She lives on the farm with her little brother Dan (Keiko Toda/Lara Cody) – who doesn’t know she has been bitten. They head into the nearby town for provisions and Doris is confronted by the mayor’s son Greco (Yūsaku Yara/Steve Bulen). He wants Doris for himself and is willing to use his influence to help her – if she agrees to be his. She (physically) rebuffs him and so he tells the town that she has been bitten. The town turns against her and the mayor wants her sent to an internment camp. Friendly Dr Fehring (Motomu Kiyokawa/Steve Kramer) suggests this would be a mistake. The camp was not fit for human inhabitation when it was open and has been shut 50 years after a girl in Doris’ position was sent there and the Count gained retribution by slaughtering 31 villagers. Meanwhile D has a man to man chat with Dan.
When alone a voice asks what is going on with D. Whilst we do not see it at that point it is actually his left hand (Ichirō Nagai/Kirk Thornton). Left Hand is one of the more intriguing aspects of the film. D’s left hand seems to be an independent creature with thoughts and abilities, as well as a face. This film does not explain it further (though the next one does to a degree and the books might further) but it gives him offensive and defensive advantages as well enjoying verbally baiting him.
I don’t want to go much further into the story. D is convinced the vampires will come for Doris that night as it is the Blood Moon the following night – a night on which vampires believe the blood of a woman will be unclean. When Lee’s daughter Lamika (Satoko Kifuji/Edie Mirman) and henchman Rei Ginsei (Kazuyuki Sogabe/Kerrigan Mahan) turn up at the farm we discover that D is a dhampire (or dampiel as it seems to be pronounced) – the child of a vampire and a mortal. There are hints through that D is the son of Dracula. In this Dracula is painted as a far more benevolent creature than perhaps other versions and D believes his father would have thought the vampires have lost their way and are wrong to treat humanity like cattle. As Left Hand points out, when the chips are down D always returns to his fangs.

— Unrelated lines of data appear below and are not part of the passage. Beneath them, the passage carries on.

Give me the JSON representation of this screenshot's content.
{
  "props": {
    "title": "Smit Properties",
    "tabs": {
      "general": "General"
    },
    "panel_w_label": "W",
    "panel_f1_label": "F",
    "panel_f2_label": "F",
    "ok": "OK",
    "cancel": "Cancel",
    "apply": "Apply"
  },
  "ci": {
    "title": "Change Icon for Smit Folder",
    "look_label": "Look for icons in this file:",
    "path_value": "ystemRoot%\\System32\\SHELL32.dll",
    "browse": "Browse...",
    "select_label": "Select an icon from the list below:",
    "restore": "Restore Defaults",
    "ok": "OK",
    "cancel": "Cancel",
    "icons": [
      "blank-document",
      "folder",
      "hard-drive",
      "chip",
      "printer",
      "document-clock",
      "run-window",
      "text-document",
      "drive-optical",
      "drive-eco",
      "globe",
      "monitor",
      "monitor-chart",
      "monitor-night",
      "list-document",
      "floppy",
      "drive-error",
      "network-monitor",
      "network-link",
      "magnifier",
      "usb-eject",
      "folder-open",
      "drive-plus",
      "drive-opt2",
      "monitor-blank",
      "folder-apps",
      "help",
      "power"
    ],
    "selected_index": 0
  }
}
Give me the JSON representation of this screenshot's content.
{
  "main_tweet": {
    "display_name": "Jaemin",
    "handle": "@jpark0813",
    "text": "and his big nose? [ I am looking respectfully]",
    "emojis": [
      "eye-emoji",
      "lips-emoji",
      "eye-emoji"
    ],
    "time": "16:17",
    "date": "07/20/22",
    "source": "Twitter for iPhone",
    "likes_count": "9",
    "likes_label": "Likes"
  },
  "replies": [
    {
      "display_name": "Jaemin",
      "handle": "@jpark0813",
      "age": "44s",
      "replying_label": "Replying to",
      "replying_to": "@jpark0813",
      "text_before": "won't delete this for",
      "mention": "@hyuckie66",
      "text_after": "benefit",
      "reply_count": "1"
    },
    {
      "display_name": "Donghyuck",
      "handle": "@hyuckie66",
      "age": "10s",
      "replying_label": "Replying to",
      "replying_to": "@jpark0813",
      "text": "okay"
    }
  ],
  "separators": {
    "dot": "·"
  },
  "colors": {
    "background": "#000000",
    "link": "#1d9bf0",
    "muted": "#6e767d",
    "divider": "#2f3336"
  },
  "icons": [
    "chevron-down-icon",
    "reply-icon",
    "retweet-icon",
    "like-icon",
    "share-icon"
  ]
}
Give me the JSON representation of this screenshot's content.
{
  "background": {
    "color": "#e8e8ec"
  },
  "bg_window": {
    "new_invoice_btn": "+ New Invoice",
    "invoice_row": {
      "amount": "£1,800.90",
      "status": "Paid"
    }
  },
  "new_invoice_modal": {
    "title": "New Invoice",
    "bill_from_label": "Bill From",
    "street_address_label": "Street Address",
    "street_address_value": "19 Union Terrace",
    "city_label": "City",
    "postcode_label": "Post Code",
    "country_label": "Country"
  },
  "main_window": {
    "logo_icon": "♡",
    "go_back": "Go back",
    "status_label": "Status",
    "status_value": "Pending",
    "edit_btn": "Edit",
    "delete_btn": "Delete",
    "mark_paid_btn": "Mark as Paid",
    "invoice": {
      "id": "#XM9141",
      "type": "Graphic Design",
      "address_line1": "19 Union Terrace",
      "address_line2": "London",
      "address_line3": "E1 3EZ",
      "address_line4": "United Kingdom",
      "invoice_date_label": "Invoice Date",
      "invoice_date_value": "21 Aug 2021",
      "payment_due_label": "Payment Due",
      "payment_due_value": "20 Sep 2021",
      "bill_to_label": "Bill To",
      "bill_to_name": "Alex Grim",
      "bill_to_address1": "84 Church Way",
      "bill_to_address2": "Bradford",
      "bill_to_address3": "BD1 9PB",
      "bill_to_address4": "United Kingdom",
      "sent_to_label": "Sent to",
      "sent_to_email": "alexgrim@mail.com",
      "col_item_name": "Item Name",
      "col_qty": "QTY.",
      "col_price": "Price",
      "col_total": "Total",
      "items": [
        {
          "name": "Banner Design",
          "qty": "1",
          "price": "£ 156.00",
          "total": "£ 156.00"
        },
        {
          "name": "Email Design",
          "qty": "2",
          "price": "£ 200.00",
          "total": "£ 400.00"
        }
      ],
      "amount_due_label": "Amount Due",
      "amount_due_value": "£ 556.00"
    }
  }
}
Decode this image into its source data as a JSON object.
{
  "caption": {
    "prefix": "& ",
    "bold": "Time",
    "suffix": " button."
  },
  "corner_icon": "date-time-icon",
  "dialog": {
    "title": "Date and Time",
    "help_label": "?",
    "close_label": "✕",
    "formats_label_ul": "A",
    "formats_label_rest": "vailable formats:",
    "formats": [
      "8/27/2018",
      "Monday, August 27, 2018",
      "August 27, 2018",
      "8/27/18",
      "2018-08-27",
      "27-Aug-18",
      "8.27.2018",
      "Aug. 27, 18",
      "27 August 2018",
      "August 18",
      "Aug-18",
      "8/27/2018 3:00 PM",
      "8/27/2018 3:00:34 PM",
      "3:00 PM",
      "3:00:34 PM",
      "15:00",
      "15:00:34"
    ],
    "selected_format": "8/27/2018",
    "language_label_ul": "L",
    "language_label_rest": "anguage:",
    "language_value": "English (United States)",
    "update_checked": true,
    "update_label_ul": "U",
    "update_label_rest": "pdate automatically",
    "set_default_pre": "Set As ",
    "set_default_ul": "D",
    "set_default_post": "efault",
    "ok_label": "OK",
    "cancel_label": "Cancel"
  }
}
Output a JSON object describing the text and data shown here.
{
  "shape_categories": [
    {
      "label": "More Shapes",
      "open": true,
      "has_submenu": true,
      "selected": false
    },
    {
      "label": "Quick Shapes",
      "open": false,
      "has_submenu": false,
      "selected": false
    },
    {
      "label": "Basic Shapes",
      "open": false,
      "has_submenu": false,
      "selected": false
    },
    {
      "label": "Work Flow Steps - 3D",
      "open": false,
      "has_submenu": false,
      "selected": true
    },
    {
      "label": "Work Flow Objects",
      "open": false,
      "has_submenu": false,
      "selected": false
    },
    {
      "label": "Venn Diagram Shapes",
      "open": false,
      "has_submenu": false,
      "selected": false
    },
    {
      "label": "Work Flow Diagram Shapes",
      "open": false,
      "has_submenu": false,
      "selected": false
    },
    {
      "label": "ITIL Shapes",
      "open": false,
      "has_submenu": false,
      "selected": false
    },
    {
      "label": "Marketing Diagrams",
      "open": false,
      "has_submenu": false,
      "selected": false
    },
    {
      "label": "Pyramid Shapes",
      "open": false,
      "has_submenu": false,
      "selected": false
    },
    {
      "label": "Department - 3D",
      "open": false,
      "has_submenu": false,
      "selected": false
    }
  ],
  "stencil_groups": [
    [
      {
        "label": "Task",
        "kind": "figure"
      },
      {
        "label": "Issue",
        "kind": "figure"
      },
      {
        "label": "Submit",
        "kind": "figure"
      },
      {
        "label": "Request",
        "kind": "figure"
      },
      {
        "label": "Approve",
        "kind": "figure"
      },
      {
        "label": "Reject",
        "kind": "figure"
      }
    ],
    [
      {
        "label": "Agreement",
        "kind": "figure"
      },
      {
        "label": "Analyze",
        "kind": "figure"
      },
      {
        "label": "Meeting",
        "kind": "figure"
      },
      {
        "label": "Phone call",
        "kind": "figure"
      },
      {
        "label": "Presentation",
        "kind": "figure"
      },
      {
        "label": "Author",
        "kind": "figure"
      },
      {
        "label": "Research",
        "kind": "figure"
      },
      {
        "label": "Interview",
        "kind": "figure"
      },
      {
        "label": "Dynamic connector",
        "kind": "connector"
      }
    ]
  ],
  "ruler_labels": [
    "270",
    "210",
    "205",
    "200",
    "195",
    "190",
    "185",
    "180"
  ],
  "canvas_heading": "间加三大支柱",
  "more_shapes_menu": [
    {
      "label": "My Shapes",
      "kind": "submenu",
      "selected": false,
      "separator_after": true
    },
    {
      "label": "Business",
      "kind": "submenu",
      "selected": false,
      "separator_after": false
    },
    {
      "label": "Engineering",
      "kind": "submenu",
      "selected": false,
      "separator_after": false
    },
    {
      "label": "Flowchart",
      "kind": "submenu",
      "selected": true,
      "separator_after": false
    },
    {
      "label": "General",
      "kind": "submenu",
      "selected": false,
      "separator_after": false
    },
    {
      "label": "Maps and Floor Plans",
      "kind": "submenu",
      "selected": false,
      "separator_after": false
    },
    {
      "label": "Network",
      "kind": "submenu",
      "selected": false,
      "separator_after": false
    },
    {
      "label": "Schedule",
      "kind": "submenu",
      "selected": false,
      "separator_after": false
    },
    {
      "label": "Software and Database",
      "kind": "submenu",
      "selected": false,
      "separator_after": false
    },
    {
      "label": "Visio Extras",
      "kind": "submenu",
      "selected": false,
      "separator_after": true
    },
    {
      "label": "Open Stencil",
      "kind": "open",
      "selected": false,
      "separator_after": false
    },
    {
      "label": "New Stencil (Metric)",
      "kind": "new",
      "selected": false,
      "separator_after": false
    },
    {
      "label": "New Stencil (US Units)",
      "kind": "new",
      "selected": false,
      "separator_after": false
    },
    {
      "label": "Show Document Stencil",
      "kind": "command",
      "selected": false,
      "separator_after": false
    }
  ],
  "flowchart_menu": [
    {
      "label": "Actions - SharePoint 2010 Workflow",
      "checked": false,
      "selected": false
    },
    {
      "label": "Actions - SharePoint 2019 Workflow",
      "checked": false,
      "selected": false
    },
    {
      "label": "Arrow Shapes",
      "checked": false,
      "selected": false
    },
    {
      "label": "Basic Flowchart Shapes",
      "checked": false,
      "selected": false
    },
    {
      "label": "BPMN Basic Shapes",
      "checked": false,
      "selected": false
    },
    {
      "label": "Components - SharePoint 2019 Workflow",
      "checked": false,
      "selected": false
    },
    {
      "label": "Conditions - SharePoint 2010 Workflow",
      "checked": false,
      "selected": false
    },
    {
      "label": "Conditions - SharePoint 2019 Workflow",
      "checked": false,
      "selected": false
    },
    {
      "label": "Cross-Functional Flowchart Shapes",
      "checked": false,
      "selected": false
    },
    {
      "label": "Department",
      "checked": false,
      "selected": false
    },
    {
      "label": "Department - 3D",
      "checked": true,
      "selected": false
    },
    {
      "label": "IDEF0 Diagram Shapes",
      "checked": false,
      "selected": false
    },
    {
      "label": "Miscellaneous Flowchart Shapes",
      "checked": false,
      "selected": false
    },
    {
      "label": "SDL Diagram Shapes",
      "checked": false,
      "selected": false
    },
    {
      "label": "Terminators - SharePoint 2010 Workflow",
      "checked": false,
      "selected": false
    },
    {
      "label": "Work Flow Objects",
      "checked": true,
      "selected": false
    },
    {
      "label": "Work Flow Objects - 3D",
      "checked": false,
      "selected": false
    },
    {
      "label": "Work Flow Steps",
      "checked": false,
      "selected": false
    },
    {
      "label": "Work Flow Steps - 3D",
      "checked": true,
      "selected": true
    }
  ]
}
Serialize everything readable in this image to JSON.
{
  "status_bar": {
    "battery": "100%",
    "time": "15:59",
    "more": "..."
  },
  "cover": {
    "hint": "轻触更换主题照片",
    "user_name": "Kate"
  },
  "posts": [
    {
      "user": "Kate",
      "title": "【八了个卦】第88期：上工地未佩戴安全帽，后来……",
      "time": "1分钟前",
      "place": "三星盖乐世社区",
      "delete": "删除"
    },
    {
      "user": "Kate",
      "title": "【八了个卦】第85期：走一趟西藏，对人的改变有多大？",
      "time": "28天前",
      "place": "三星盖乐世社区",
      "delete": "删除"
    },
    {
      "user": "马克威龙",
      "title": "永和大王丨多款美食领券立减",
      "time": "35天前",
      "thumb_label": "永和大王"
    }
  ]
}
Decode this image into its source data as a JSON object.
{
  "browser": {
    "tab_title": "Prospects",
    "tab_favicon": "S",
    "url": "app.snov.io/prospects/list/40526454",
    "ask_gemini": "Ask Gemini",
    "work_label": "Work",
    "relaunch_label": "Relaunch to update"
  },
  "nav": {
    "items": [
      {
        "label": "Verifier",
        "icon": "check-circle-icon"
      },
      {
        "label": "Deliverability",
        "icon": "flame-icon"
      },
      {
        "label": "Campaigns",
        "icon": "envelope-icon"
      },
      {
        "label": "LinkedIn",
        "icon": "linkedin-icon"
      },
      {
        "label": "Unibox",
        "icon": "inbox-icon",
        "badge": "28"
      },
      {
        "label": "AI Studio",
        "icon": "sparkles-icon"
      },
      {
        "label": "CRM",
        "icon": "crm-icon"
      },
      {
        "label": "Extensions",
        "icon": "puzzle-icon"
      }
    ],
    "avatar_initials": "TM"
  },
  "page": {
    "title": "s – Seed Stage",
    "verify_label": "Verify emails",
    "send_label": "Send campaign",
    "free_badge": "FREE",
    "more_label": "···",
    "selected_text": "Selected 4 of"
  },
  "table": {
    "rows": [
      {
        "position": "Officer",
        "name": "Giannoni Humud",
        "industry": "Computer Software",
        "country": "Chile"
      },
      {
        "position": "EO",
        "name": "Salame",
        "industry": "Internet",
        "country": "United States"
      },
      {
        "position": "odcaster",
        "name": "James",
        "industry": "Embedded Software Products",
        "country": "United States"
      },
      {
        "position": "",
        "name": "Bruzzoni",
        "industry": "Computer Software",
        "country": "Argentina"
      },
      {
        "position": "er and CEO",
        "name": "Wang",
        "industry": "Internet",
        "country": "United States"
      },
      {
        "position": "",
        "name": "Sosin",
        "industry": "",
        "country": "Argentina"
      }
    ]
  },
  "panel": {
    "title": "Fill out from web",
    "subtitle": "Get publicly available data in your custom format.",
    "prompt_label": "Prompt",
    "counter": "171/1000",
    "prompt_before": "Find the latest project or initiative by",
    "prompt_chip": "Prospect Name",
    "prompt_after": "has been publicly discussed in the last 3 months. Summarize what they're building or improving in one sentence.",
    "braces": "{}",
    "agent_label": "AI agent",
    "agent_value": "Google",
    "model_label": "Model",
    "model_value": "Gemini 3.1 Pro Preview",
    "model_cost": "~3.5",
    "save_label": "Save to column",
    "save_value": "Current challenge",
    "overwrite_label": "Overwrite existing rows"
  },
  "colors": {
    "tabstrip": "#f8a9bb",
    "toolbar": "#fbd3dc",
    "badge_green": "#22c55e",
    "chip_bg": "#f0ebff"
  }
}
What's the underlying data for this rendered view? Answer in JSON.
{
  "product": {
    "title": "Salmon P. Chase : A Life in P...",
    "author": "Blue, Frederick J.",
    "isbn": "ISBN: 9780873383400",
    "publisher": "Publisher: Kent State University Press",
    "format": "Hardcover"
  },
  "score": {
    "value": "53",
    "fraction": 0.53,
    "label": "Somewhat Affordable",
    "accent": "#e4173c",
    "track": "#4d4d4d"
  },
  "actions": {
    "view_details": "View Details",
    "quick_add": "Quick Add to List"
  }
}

The story itself produces plot and counter plot as characters feel they are betrayed and betray back – though at its most basic level it is fairly simple – storm the castle, rescue the girl and destroy the Count. There is a candle whose incense will paralyse any with vampiric blood. Clearly crosses and garlic should be an issue but the vampires have plenty of henchmen to remove such obstacles. D is partially, at least, immune to the effects of sunlight and thus can function during the day when swaddled in his cloak and hat – the cloak can actually do neat things like cling onto pit edges for him.
The animation feels a little bit of a let down now, mainly because it hasn’t aged that well. There is a remastered version (not the version I have) and I do wonder whether that would improve things. However the story lifts above the animation and it would be churlish of me to turn on the film simply because it looks a little old now. This is a great little piece of anime – but it has been surpassed. Nevertheless it deserves a strong 7.5 out of 10.
The imdb page is here.
Monday, July 20, 2009
Directors: Toyoo Ashida & Carl Macek